Biden and Duggan became friends and political allies during the Obama administration, when the then-vice president paid visits to Detroit and helped steer some existing federal aid to the financially beleaguered city before and after it declared the nation's largest municipal bankruptcy.
“The president made it clear to his team that he wants to do everything in his power to help the people of Michigan who suffered from this terrible flood," the mayor said.
Biden's trip comes after the White House acknowledged last week that it would be likely to miss its goal of partially vaccinating at least 70% of U.S. adults by the Fourth of July. Instead, the country will probably hit 70% of vaccinations for Americans age 27 and older by Sunday.

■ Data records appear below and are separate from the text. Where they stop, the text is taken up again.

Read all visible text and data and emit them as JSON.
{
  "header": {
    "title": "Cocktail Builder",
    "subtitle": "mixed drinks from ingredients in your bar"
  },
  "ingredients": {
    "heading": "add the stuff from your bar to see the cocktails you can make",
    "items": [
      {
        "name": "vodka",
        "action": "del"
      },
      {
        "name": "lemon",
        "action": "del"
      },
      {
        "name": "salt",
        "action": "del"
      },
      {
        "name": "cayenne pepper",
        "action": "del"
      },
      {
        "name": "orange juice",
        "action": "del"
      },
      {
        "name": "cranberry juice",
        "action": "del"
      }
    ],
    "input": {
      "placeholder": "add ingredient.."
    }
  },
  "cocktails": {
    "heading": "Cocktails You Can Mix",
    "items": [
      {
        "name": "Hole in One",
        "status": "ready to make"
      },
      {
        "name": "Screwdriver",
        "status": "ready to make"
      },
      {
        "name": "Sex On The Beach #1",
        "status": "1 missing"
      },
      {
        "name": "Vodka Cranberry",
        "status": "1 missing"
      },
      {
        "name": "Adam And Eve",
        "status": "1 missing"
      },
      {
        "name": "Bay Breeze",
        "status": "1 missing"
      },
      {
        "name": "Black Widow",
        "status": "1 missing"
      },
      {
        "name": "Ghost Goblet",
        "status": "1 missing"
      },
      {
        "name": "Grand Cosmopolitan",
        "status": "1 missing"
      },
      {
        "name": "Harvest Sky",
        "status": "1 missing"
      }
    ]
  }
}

Sixteen states and the District of Columbia have met Biden's goal of 70% partially vaccinated, but Michigan is not among that group.
Michigan State University Epidemiologist Dr. Nigel Paneth said he thinks it's too soon to celebrate the end of the pandemic.
"I guess I would be a bit more cautious," said Paneth, an emeritus university distinguished professor in the departments of Epidemiology & Biostatistics and Pediatrics & Human Development.
"With only 47% of the population fully vaccinated, we are not in a position to resist the onslaught of another, more communicable version of COVID-19 such as the Delta variant, " he said, noting that new outbreaks would be less severe because most of the susceptible elderly are now vaccinated.
"We have low numbers now, but we are loosening public health precautions, international travel is resuming, and unless and until we have a higher fraction of the population immunized, at least 70% to 80%, we cannot say that we have anything other than a temporary respite."
The White House also mentioned the bipartisan Senate talks about an infrastructure spending package prior to the trip, but the topic wasn't raised during the cherry farm tour.
Before a gathering of reporters after the tour, Whitmer was asked if she spoke to Biden about infrastructure projects specifically for Michigan that the package might finance.
"I'm the 'fix the damn roads' governor, so I talk infrastructure with everybody, including the president," she said. "We haven't had a conversation about specific projects, but certainly with the incredible flooding that we suffered a week and a half ago, infrastructure is on everyone's mind.
"What we saw (in Detroit) was a lack of investment in infrastructure combined with climate change — and all of our freeways were flooded within hours."
Whitmer added with a smile that it was also the reason "why this infrastructure package is so important. That's also why I got the president rocky road fudge from Mackinac Island for his trip here."
Biden was last in Michigan on May 18, when he visited a Ford Motor Co. truck plant in Dearborn and took a spin in the electric F-150 Lightning. Before that, he visited the Pfizer plant in Portage that manufactures the two-dose COVID-19 vaccine.
First lady Jill Biden traveled to Michigan in June, speaking at a pop-up vaccine clinic at Grand Rapids Community College's DeVos campus.
Secretary of Education Miguel Cardona also came to Michigan last month, stopping at community colleges in Dearborn and Warren to encourage young people to get the COVID-19 vaccine and highlight the Biden administration's effort to provide two years of free college.
This time around, Biden didn't make a stop in southeast Michigan due to the massive cleanup that's underway from flooding, which has kept the Interstate 94 freeway closed in Detroit and Dearborn, said U.S. Rep. Debbie Dingell, D-Dearborn.
"It wouldn't make sense to take valuable resources away from the flooding recovery in many communities," Dingell told The Detroit News on Friday after spending her morning touring flood-damaged homes. "He's fully aware of what's going on in Michigan because I raised it with him at the White House on Wednesday."
Biden's senior staff is monitoring the situation, and the president "wants to do whatever he can to be supportive," she said.
Staff Writer Melissa Nann Burke and freelance writer John Barnes contributed.